## PROVIDED INFORMATION
== Segment start ==

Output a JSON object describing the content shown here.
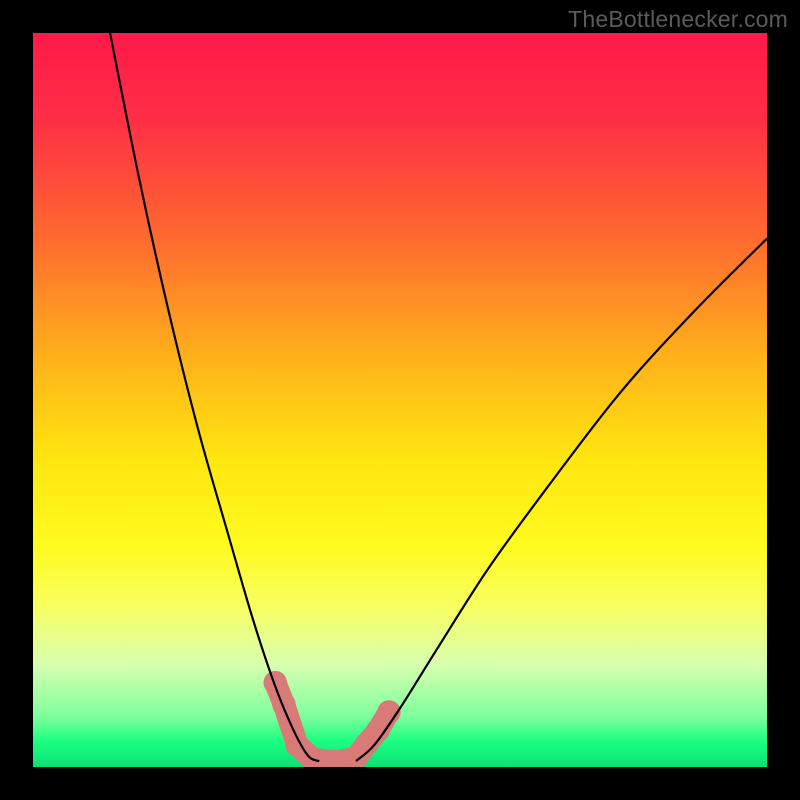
{
  "watermark": "TheBottlenecker.com",
  "chart_data": {
    "type": "line",
    "title": "",
    "xlabel": "",
    "ylabel": "",
    "xlim": [
      0,
      100
    ],
    "ylim": [
      0,
      100
    ],
    "gradient_stops": [
      {
        "offset": 0.0,
        "color": "#ff1a4a"
      },
      {
        "offset": 0.12,
        "color": "#ff2f45"
      },
      {
        "offset": 0.28,
        "color": "#ff6a2f"
      },
      {
        "offset": 0.45,
        "color": "#ffb41a"
      },
      {
        "offset": 0.58,
        "color": "#ffe610"
      },
      {
        "offset": 0.7,
        "color": "#fffb20"
      },
      {
        "offset": 0.78,
        "color": "#f8ff60"
      },
      {
        "offset": 0.86,
        "color": "#d8ffb0"
      },
      {
        "offset": 0.93,
        "color": "#80ff9e"
      },
      {
        "offset": 0.965,
        "color": "#1bff80"
      },
      {
        "offset": 1.0,
        "color": "#0be077"
      }
    ],
    "curve_left": [
      {
        "x": 10.5,
        "y": 100
      },
      {
        "x": 14.5,
        "y": 80
      },
      {
        "x": 18.5,
        "y": 62
      },
      {
        "x": 22.5,
        "y": 46
      },
      {
        "x": 26.5,
        "y": 32
      },
      {
        "x": 30.0,
        "y": 20
      },
      {
        "x": 33.0,
        "y": 11
      },
      {
        "x": 35.5,
        "y": 5
      },
      {
        "x": 37.5,
        "y": 1.5
      },
      {
        "x": 39.0,
        "y": 0.8
      }
    ],
    "curve_right": [
      {
        "x": 44.0,
        "y": 0.8
      },
      {
        "x": 46.5,
        "y": 3
      },
      {
        "x": 50.0,
        "y": 8
      },
      {
        "x": 55.0,
        "y": 16
      },
      {
        "x": 62.0,
        "y": 27
      },
      {
        "x": 70.0,
        "y": 38
      },
      {
        "x": 80.0,
        "y": 51
      },
      {
        "x": 90.0,
        "y": 62
      },
      {
        "x": 100.0,
        "y": 72
      }
    ],
    "marker_band": {
      "points": [
        {
          "x": 33.0,
          "y": 11.5
        },
        {
          "x": 34.2,
          "y": 8.5
        },
        {
          "x": 36.0,
          "y": 3.0
        },
        {
          "x": 38.0,
          "y": 1.2
        },
        {
          "x": 40.0,
          "y": 0.8
        },
        {
          "x": 42.0,
          "y": 0.8
        },
        {
          "x": 44.0,
          "y": 1.3
        },
        {
          "x": 45.5,
          "y": 3.2
        },
        {
          "x": 47.0,
          "y": 5.0
        },
        {
          "x": 48.5,
          "y": 7.5
        }
      ],
      "color": "#d87a78",
      "radius_norm": 1.6
    }
  }
}
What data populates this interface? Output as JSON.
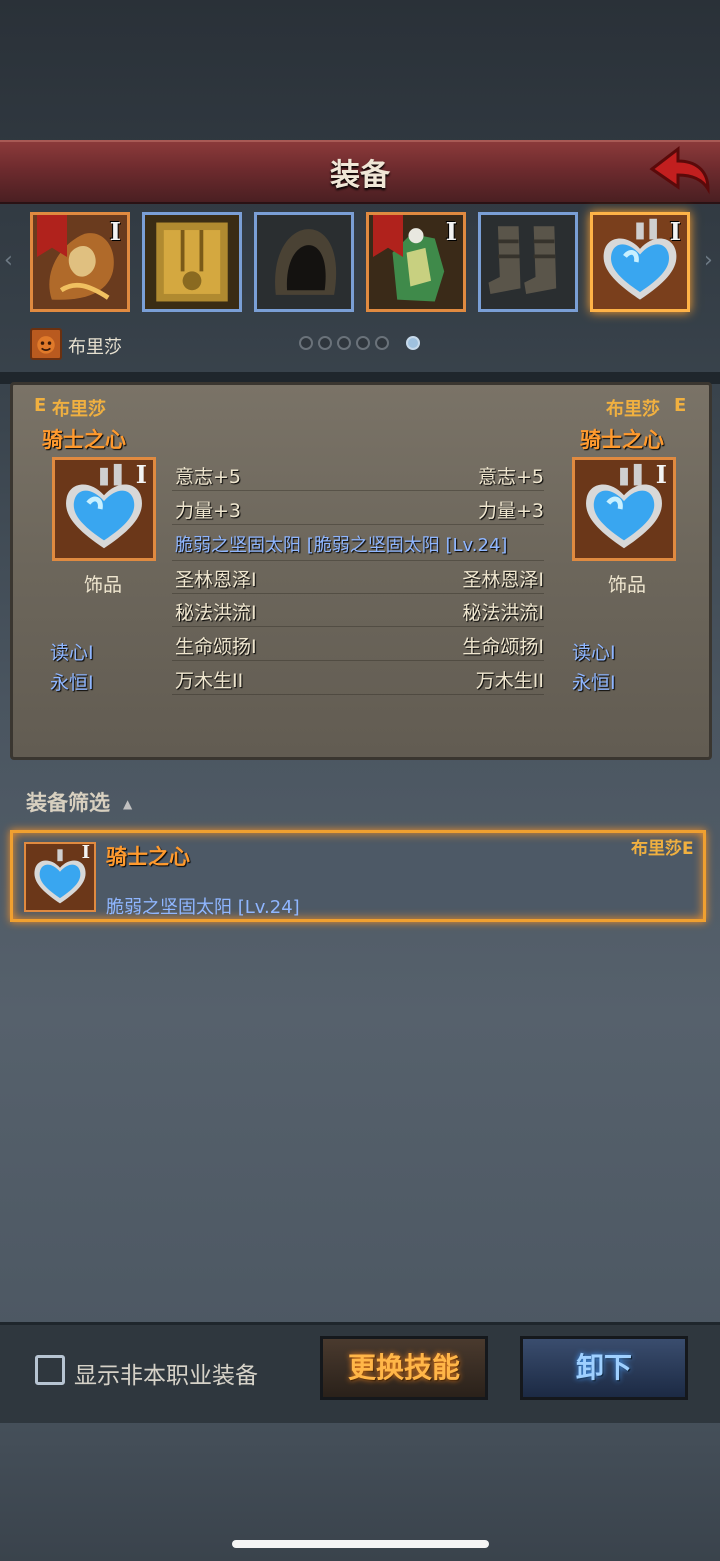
{
  "header": {
    "title": "装备"
  },
  "slots": [
    {
      "name": "cloak",
      "tier": "I"
    },
    {
      "name": "armor"
    },
    {
      "name": "hood"
    },
    {
      "name": "gloves",
      "tier": "I"
    },
    {
      "name": "boots"
    },
    {
      "name": "heart-necklace",
      "tier": "I"
    }
  ],
  "character": {
    "name": "布里莎"
  },
  "pager": {
    "total": 6,
    "active": 6
  },
  "compare": {
    "left": {
      "grade": "E",
      "owner": "布里莎",
      "item_name": "骑士之心",
      "item_tier": "I",
      "category": "饰品",
      "extra_skills": [
        "读心I",
        "永恒I"
      ]
    },
    "right": {
      "grade": "E",
      "owner": "布里莎",
      "item_name": "骑士之心",
      "item_tier": "I",
      "category": "饰品",
      "extra_skills": [
        "读心I",
        "永恒I"
      ]
    },
    "stats_left": [
      "意志+5",
      "力量+3"
    ],
    "stats_right": [
      "意志+5",
      "力量+3"
    ],
    "rune_line": "脆弱之坚固太阳 [脆弱之坚固太阳 [Lv.24]",
    "skills_left": [
      "圣林恩泽I",
      "秘法洪流I",
      "生命颂扬I",
      "万木生II"
    ],
    "skills_right": [
      "圣林恩泽I",
      "秘法洪流I",
      "生命颂扬I",
      "万木生II"
    ]
  },
  "filter": {
    "label": "装备筛选"
  },
  "list": [
    {
      "name": "骑士之心",
      "tier": "I",
      "owner": "布里莎E",
      "rune": "脆弱之坚固太阳 [Lv.24]"
    }
  ],
  "footer": {
    "checkbox_label": "显示非本职业装备",
    "skill_button": "更换技能",
    "unequip_button": "卸下"
  },
  "colors": {
    "accent_orange": "#f0a030",
    "title_red": "#6e2b2e",
    "blue_text": "#8fb6ff"
  }
}
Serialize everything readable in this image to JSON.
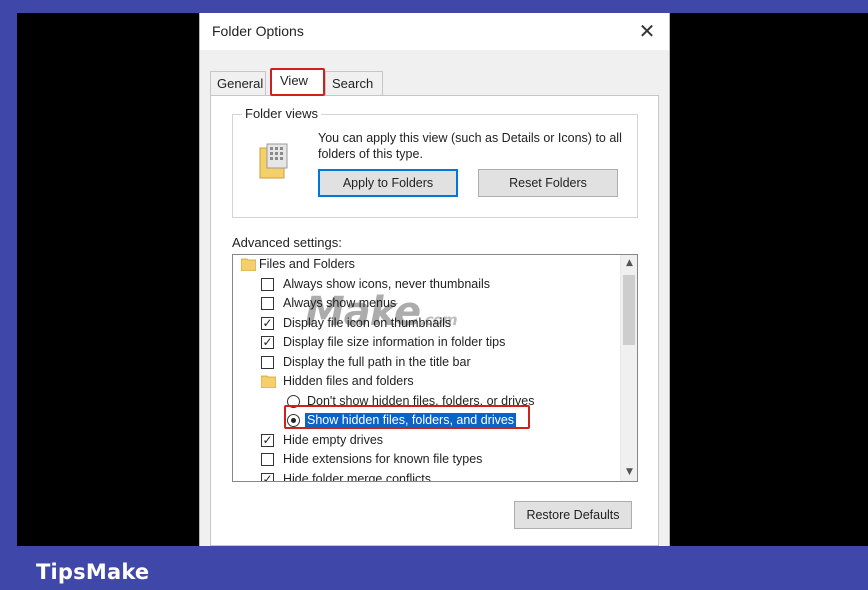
{
  "footer": {
    "brand": "TipsMake"
  },
  "dialog": {
    "title": "Folder Options",
    "close_glyph": "✕",
    "tabs": [
      {
        "label": "General"
      },
      {
        "label": "View"
      },
      {
        "label": "Search"
      }
    ],
    "active_tab": "View",
    "folder_views": {
      "legend": "Folder views",
      "description": "You can apply this view (such as Details or Icons) to all folders of this type.",
      "apply_button": "Apply to Folders",
      "reset_button": "Reset Folders"
    },
    "advanced": {
      "label": "Advanced settings:",
      "watermark": "Make",
      "watermark_suffix": ".com",
      "items": [
        {
          "type": "folder",
          "label": "Files and Folders"
        },
        {
          "type": "checkbox",
          "checked": false,
          "label": "Always show icons, never thumbnails"
        },
        {
          "type": "checkbox",
          "checked": false,
          "label": "Always show menus"
        },
        {
          "type": "checkbox",
          "checked": true,
          "label": "Display file icon on thumbnails"
        },
        {
          "type": "checkbox",
          "checked": true,
          "label": "Display file size information in folder tips"
        },
        {
          "type": "checkbox",
          "checked": false,
          "label": "Display the full path in the title bar"
        },
        {
          "type": "folder",
          "label": "Hidden files and folders"
        },
        {
          "type": "radio",
          "checked": false,
          "label": "Don't show hidden files, folders, or drives"
        },
        {
          "type": "radio",
          "checked": true,
          "label": "Show hidden files, folders, and drives"
        },
        {
          "type": "checkbox",
          "checked": true,
          "label": "Hide empty drives"
        },
        {
          "type": "checkbox",
          "checked": false,
          "label": "Hide extensions for known file types"
        },
        {
          "type": "checkbox",
          "checked": true,
          "label": "Hide folder merge conflicts"
        }
      ],
      "scroll_up_glyph": "▲",
      "scroll_down_glyph": "▼",
      "check_glyph": "✓"
    },
    "restore_button": "Restore Defaults"
  },
  "colors": {
    "frame": "#3f48a8",
    "highlight_outline": "#d0201c",
    "selection": "#0a64c8",
    "folder_icon": "#f5cf6a"
  }
}
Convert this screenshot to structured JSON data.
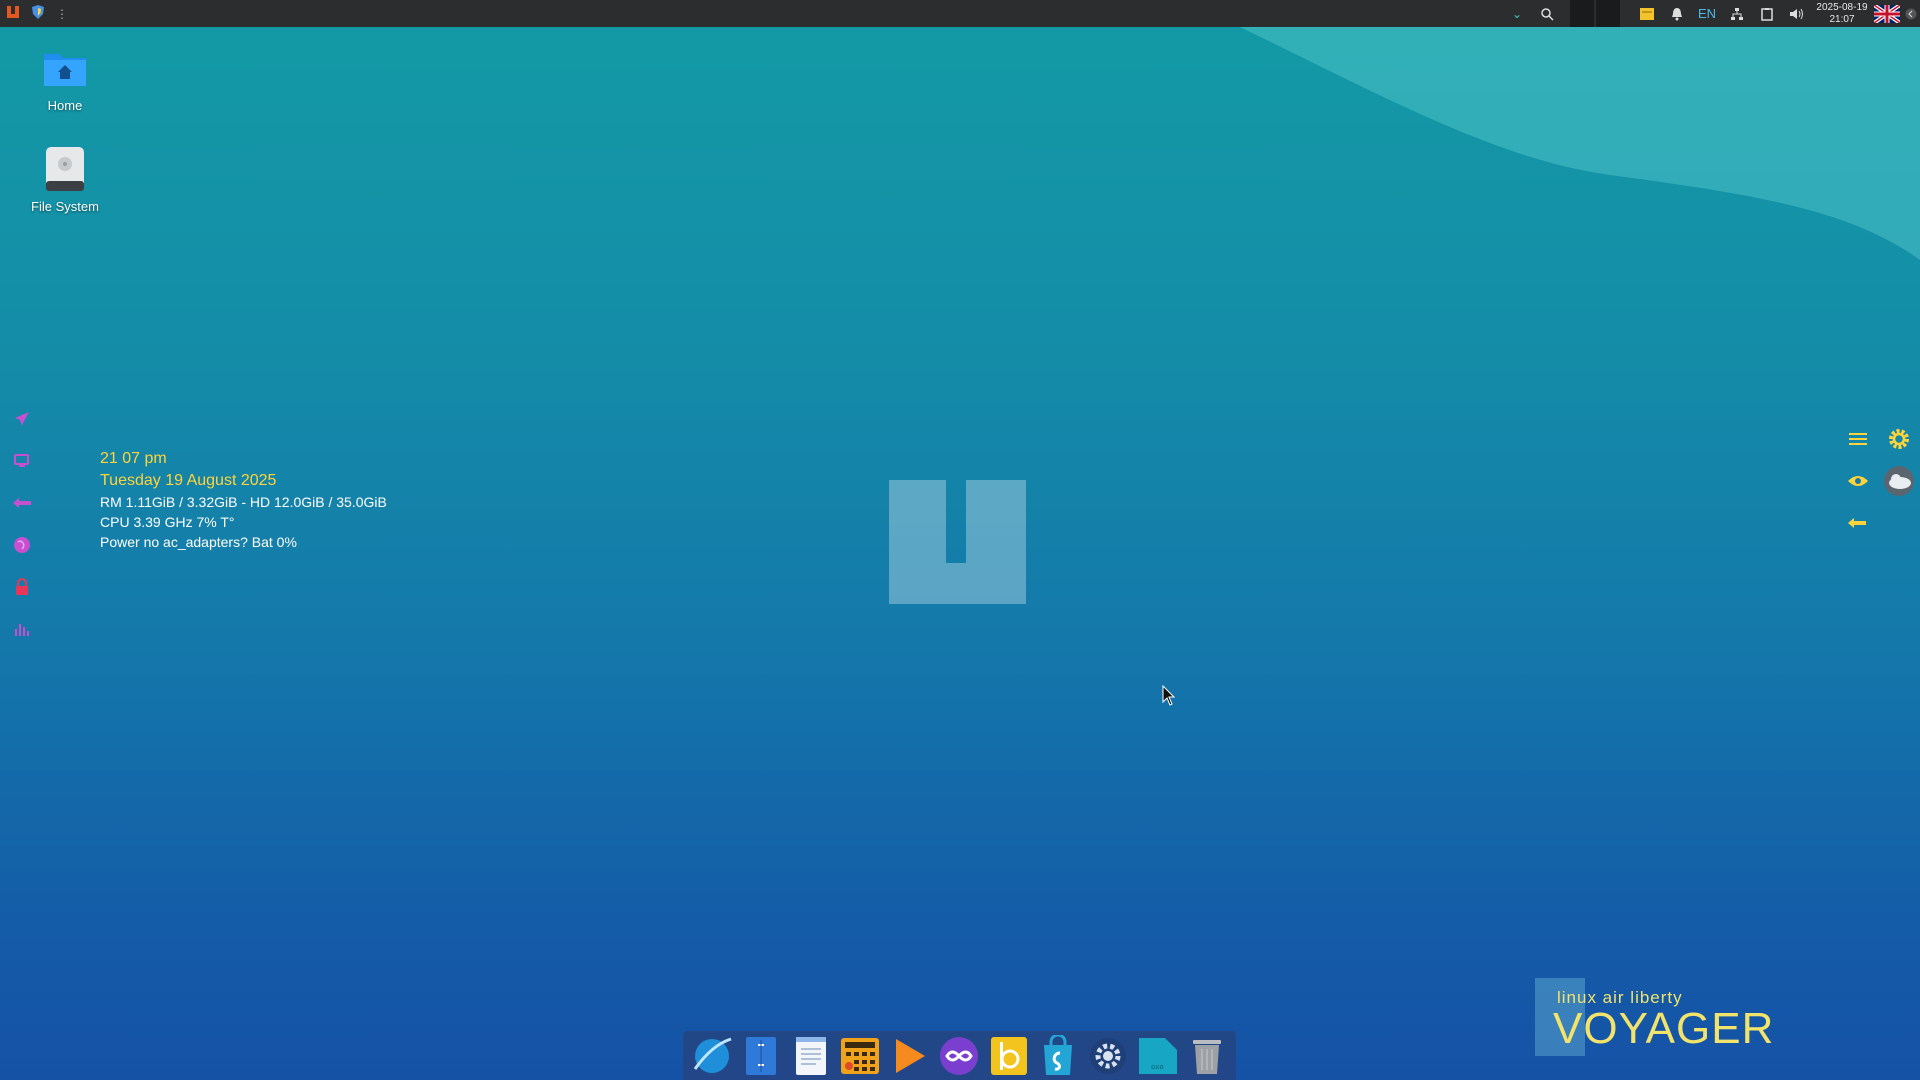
{
  "top_panel": {
    "menu_icon": "app-menu-icon",
    "shield_icon": "shield-icon",
    "overflow_icon": "vertical-dots-icon",
    "right_icons": [
      "chevron-down-icon",
      "search-icon",
      "workspace-switcher",
      "notes-icon",
      "bell-icon",
      "network-icon",
      "clipboard-icon",
      "volume-icon"
    ],
    "keyboard_layout": "EN",
    "date": "2025-08-19",
    "time": "21:07",
    "flag_icon": "uk-flag-icon",
    "collapse_icon": "chevron-left-icon"
  },
  "desktop_icons": [
    {
      "label": "Home",
      "icon": "home-folder-icon"
    },
    {
      "label": "File System",
      "icon": "drive-icon"
    }
  ],
  "left_launcher": [
    "airplane-icon",
    "screen-icon",
    "arrow-left-icon",
    "globe-icon",
    "lock-icon",
    "stats-icon"
  ],
  "conky": {
    "time": "21 07 pm",
    "date": "Tuesday 19 August 2025",
    "mem": "RM 1.11GiB / 3.32GiB - HD 12.0GiB / 35.0GiB",
    "cpu": "CPU 3.39 GHz 7%  T°",
    "power": "Power no ac_adapters? Bat 0%"
  },
  "right_panel": [
    "menu-lines-icon",
    "gear-icon",
    "eye-icon",
    "weather-icon",
    "arrow-left-icon"
  ],
  "dock_apps": [
    "browser-icon",
    "file-manager-icon",
    "text-editor-icon",
    "calculator-icon",
    "media-player-icon",
    "linux-air-icon",
    "office-icon",
    "app-store-icon",
    "settings-icon",
    "terminal-icon",
    "trash-icon"
  ],
  "branding": {
    "small": "linux air liberty",
    "big": "VOYAGER"
  },
  "colors": {
    "panel_bg": "#2b2d2f",
    "conky_accent": "#ffd43a",
    "brand_accent": "#f2e36a",
    "launcher_magenta": "#c94fd1"
  }
}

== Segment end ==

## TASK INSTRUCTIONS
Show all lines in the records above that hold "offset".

## REPLY TO THE EXERCISE
        "offset": 0.0,
        "offset": 0.12,
        "offset": 0.28,
        "offset": 0.45,
        "offset": 0.58,
        "offset": 0.7,
        "offset": 0.78,
        "offset": 0.86,
        "offset": 0.93,
        "offset": 0.965,
        "offset": 1.0,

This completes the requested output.